| WHAT IS BEING ASKED |
Whenever the word "Dane" appears in a line of the data below, copy that line.

═════ MATERIAL TO PROCESS ═════

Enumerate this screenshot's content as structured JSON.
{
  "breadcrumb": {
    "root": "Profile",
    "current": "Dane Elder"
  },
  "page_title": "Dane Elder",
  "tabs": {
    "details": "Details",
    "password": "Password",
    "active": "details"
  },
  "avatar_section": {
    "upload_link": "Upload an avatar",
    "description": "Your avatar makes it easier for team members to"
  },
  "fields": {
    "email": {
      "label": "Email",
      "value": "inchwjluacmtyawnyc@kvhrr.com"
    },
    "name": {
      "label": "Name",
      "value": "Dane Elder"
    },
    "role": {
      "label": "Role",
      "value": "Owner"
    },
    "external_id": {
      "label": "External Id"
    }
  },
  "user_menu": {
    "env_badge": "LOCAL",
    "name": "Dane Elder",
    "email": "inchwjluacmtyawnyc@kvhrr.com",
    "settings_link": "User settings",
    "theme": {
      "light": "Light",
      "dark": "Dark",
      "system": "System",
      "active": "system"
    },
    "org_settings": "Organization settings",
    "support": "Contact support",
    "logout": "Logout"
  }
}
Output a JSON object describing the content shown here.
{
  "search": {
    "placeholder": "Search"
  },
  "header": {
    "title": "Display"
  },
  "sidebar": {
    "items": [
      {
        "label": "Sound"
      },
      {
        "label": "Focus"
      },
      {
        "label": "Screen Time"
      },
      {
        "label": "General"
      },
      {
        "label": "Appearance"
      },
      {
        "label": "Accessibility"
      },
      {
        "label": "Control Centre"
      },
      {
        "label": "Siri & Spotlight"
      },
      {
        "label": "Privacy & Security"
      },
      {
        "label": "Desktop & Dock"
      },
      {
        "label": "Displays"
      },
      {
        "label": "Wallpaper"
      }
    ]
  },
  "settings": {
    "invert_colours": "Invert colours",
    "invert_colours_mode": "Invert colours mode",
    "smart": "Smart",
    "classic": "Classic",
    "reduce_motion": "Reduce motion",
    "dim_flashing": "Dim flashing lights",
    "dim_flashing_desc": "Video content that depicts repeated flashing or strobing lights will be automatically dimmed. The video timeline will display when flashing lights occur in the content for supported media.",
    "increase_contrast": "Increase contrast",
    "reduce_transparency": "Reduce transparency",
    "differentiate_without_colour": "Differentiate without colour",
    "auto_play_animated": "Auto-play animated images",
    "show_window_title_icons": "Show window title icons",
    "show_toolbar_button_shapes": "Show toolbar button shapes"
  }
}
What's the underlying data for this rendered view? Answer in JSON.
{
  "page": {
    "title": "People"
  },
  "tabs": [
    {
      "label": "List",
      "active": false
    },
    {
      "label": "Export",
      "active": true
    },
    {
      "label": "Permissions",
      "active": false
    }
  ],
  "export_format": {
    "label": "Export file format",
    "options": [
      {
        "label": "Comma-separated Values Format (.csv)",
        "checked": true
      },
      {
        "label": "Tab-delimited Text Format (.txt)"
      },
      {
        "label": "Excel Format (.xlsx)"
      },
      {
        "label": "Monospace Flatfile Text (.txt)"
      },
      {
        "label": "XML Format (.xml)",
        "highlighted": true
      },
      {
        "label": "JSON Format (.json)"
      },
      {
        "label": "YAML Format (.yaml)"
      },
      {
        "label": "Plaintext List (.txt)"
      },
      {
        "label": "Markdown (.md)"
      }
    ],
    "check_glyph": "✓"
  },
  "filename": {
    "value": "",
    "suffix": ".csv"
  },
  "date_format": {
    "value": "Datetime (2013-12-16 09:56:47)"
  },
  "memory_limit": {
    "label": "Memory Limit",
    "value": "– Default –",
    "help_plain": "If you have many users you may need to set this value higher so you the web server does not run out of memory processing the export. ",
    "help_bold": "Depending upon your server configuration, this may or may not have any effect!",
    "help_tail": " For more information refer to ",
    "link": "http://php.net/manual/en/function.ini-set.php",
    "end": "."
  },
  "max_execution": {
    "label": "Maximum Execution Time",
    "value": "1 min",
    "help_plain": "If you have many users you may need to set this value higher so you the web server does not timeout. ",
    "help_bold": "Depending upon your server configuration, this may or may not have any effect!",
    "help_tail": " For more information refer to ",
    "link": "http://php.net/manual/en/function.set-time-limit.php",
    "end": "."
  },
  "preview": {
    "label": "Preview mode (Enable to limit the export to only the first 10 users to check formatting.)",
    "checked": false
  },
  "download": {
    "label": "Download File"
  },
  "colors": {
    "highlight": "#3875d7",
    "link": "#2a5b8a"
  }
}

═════

| EXPECTED ANSWER |
    "current": "Dane Elder"
  "page_title": "Dane Elder",
      "value": "Dane Elder"
    "name": "Dane Elder",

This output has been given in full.